Provided entries ::
§ §
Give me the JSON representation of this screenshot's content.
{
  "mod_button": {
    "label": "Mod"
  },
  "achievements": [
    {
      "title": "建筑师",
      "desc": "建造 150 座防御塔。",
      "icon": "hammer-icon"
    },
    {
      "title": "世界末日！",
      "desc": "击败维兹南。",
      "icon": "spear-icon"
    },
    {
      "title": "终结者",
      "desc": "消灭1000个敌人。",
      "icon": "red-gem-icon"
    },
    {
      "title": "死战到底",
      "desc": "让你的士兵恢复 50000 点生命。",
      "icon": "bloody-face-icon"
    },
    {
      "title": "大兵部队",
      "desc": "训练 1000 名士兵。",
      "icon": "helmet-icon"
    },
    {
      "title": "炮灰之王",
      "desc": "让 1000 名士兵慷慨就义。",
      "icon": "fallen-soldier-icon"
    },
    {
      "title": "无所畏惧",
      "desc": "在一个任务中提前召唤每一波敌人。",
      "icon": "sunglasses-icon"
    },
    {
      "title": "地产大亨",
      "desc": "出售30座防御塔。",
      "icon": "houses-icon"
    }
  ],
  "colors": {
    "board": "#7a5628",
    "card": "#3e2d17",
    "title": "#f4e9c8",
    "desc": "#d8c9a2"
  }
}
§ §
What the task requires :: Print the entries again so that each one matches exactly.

Your solution ::
Give me the JSON representation of this screenshot's content.
{
  "mod_button": {
    "label": "Mod"
  },
  "achievements": [
    {
      "title": "建筑师",
      "desc": "建造 150 座防御塔。",
      "icon": "hammer-icon"
    },
    {
      "title": "世界末日！",
      "desc": "击败维兹南。",
      "icon": "spear-icon"
    },
    {
      "title": "终结者",
      "desc": "消灭1000个敌人。",
      "icon": "red-gem-icon"
    },
    {
      "title": "死战到底",
      "desc": "让你的士兵恢复 50000 点生命。",
      "icon": "bloody-face-icon"
    },
    {
      "title": "大兵部队",
      "desc": "训练 1000 名士兵。",
      "icon": "helmet-icon"
    },
    {
      "title": "炮灰之王",
      "desc": "让 1000 名士兵慷慨就义。",
      "icon": "fallen-soldier-icon"
    },
    {
      "title": "无所畏惧",
      "desc": "在一个任务中提前召唤每一波敌人。",
      "icon": "sunglasses-icon"
    },
    {
      "title": "地产大亨",
      "desc": "出售30座防御塔。",
      "icon": "houses-icon"
    }
  ],
  "colors": {
    "board": "#7a5628",
    "card": "#3e2d17",
    "title": "#f4e9c8",
    "desc": "#d8c9a2"
  }
}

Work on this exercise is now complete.